In other words, a CAFM system will help decision makers and FMs to use their budgets more wisely, spending more on ensuring the performance of vital capital assets and calling contractors to account more specifically for their maintenance activities across the organisation's entire portfolio.

In the past, the cost of CAFM implementation has been a barrier to adoption for some decision makers, but suppliers like FSI have been extremely proactive in refining their software for 21st century business models that reflect IT investment habits and modern working practices.  This has dramatically reduced the internal IT recharge cost of systems like Concept™.

The move to web-based software and particularly, most recently, integration with Microsoft's cloud vision for the future of corporate computing and the delivery of Software as a Service (SAAS) means that executives can have access to CAFM-based asset management data on tap.  Whether they only want to invest in a single-user help desk or an individual scale enterprise system, it will be as accessible as anything else they are used to on their browser.

Vastly improved interfaces

Concept's Digital Dashboard module also means that far from forcing executive-level decision makers to plough through data in order to create their own intelligence, they have instant access to key asset performance indicators that will allow them to make rapid decisions and make assets perform more effectively across the organisation.

Although CAFM systems have now been available for many years, the complicated data access methods of old have long since been replaced by vastly improved interfaces and analytical tools.  FSI was one of the first software vendors in this area to identify the need to make access easier, making Concept™ a pioneering platform for executives who want and need to get closer to their capital assets.

More broadly, the development of Concept's Workflow modules has helped to drive the software to the heart of the business, ensuring that it isn't slowed down every time an executive or manager needs to make a decision about a particular asset.  By automating mundane processes, Workflow operates in the background to lighten the load on the user and give them more time to concentrate on, and analyse, the data - and make and implement strategic decisions.

As executives strive to find more economical ways to maintain their capital assets and ensure optimum performance, their ability to make intelligent use of the data generated by CAFM systems will become a lynchpin in their strategies.
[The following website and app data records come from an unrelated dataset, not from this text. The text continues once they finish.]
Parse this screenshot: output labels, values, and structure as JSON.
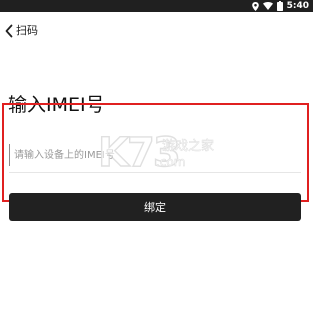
{
  "status_bar": {
    "time": "5:40",
    "icons": [
      "location-icon",
      "wifi-icon",
      "battery-icon"
    ]
  },
  "nav": {
    "back_icon": "chevron-left-icon",
    "title": "扫码"
  },
  "page": {
    "title": "输入IMEI号"
  },
  "imei_input": {
    "value": "",
    "placeholder": "请输入设备上的IMEI号"
  },
  "bind_button": {
    "label": "绑定"
  },
  "watermark": {
    "brand": "K73",
    "cn": "游戏之家",
    "domain": ".com"
  },
  "colors": {
    "status_bar": "#202020",
    "highlight_border": "#e02020",
    "button_bg": "#212121",
    "button_text": "#ffffff"
  }
}
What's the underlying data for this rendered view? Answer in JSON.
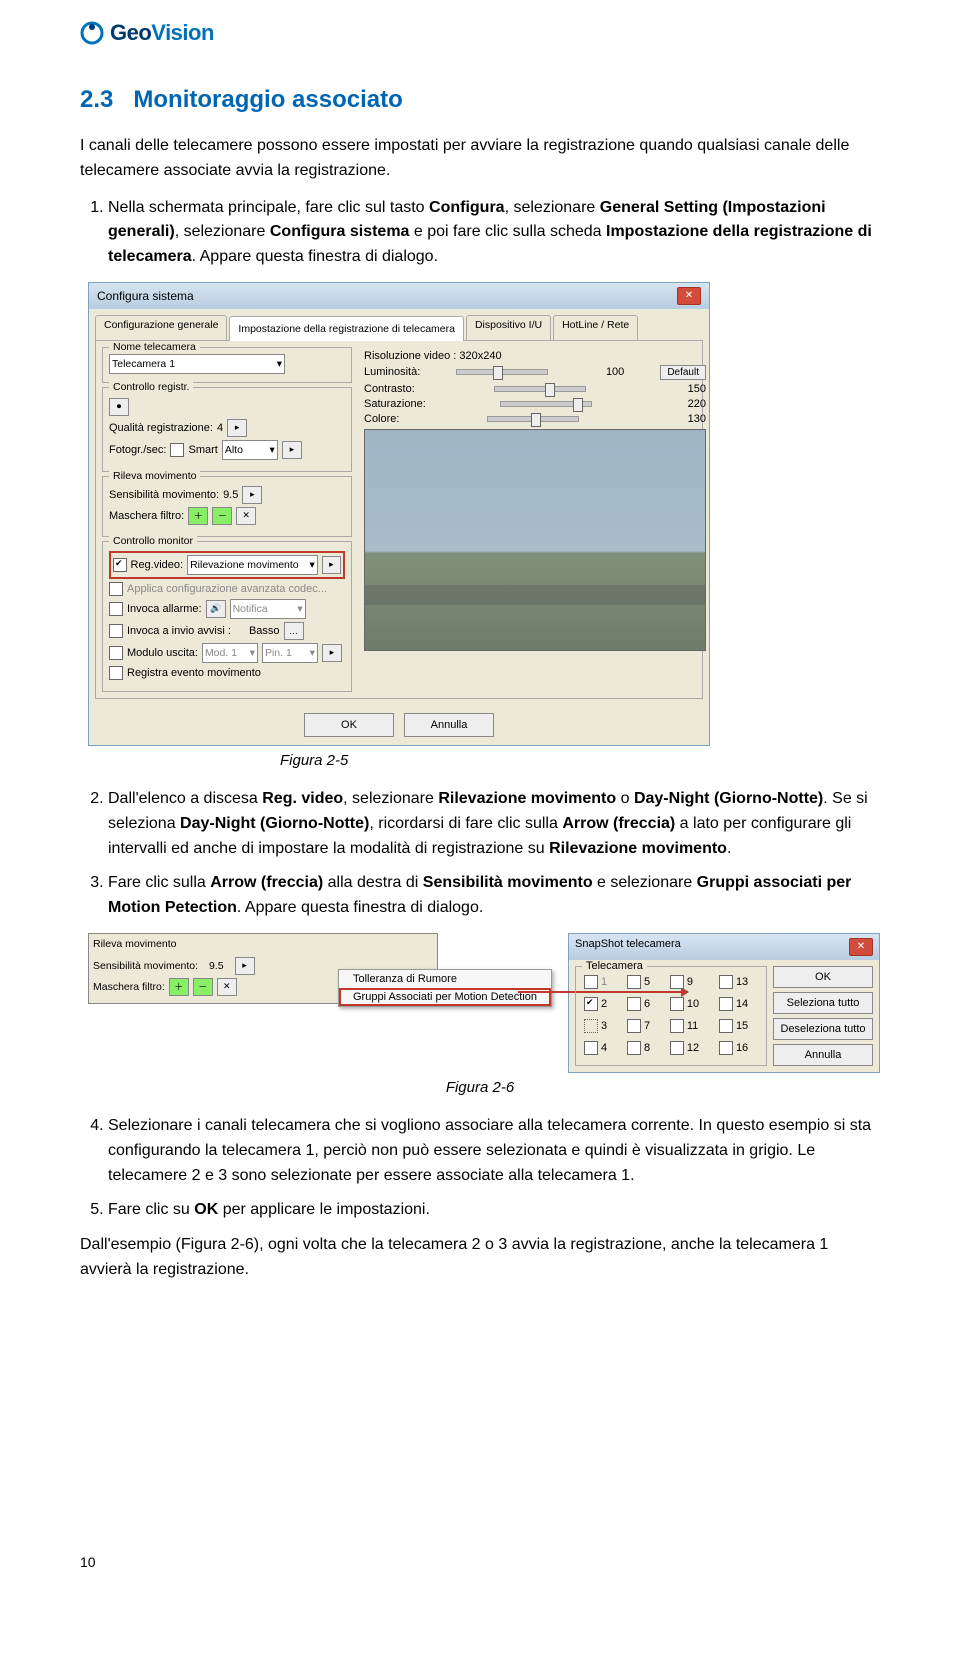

With every expenditure being scrutinised for justification, the pressure to find new and more imaginative ways to make better use of existing assets and schedule their replacement carefully has never been greater.  CAFM really is the key for decision makers who want to regain dynamic control of assets that have been left to the mercy of an unsophisticated blanket maintenance culture, and work more closely with their contractors to ensure greater efficiency and the wiser use of maintenance budgets.